** Given information follows **
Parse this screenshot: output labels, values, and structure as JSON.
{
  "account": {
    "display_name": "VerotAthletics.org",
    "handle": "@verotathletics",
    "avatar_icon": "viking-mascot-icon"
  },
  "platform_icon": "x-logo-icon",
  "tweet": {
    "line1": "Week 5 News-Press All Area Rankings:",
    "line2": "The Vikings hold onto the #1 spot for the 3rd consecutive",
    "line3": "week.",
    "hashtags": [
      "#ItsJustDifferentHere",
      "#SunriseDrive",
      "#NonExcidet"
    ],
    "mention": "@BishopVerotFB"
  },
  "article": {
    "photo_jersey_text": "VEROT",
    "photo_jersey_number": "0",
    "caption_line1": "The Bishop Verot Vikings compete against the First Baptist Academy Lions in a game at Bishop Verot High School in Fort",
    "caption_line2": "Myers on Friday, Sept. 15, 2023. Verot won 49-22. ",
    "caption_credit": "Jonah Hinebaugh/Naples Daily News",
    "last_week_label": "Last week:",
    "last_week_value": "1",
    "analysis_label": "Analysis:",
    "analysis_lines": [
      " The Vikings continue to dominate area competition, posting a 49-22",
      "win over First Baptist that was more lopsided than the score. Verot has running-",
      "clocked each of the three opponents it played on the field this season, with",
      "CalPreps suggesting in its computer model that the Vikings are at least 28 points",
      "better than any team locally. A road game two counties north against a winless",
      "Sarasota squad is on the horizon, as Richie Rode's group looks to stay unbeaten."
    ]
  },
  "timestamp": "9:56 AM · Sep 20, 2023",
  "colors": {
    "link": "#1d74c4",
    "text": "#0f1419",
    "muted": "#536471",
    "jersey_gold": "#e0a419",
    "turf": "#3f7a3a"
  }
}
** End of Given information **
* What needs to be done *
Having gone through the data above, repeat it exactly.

* Written response *
Parse this screenshot: output labels, values, and structure as JSON.
{
  "account": {
    "display_name": "VerotAthletics.org",
    "handle": "@verotathletics",
    "avatar_icon": "viking-mascot-icon"
  },
  "platform_icon": "x-logo-icon",
  "tweet": {
    "line1": "Week 5 News-Press All Area Rankings:",
    "line2": "The Vikings hold onto the #1 spot for the 3rd consecutive",
    "line3": "week.",
    "hashtags": [
      "#ItsJustDifferentHere",
      "#SunriseDrive",
      "#NonExcidet"
    ],
    "mention": "@BishopVerotFB"
  },
  "article": {
    "photo_jersey_text": "VEROT",
    "photo_jersey_number": "0",
    "caption_line1": "The Bishop Verot Vikings compete against the First Baptist Academy Lions in a game at Bishop Verot High School in Fort",
    "caption_line2": "Myers on Friday, Sept. 15, 2023. Verot won 49-22. ",
    "caption_credit": "Jonah Hinebaugh/Naples Daily News",
    "last_week_label": "Last week:",
    "last_week_value": "1",
    "analysis_label": "Analysis:",
    "analysis_lines": [
      " The Vikings continue to dominate area competition, posting a 49-22",
      "win over First Baptist that was more lopsided than the score. Verot has running-",
      "clocked each of the three opponents it played on the field this season, with",
      "CalPreps suggesting in its computer model that the Vikings are at least 28 points",
      "better than any team locally. A road game two counties north against a winless",
      "Sarasota squad is on the horizon, as Richie Rode's group looks to stay unbeaten."
    ]
  },
  "timestamp": "9:56 AM · Sep 20, 2023",
  "colors": {
    "link": "#1d74c4",
    "text": "#0f1419",
    "muted": "#536471",
    "jersey_gold": "#e0a419",
    "turf": "#3f7a3a"
  }
}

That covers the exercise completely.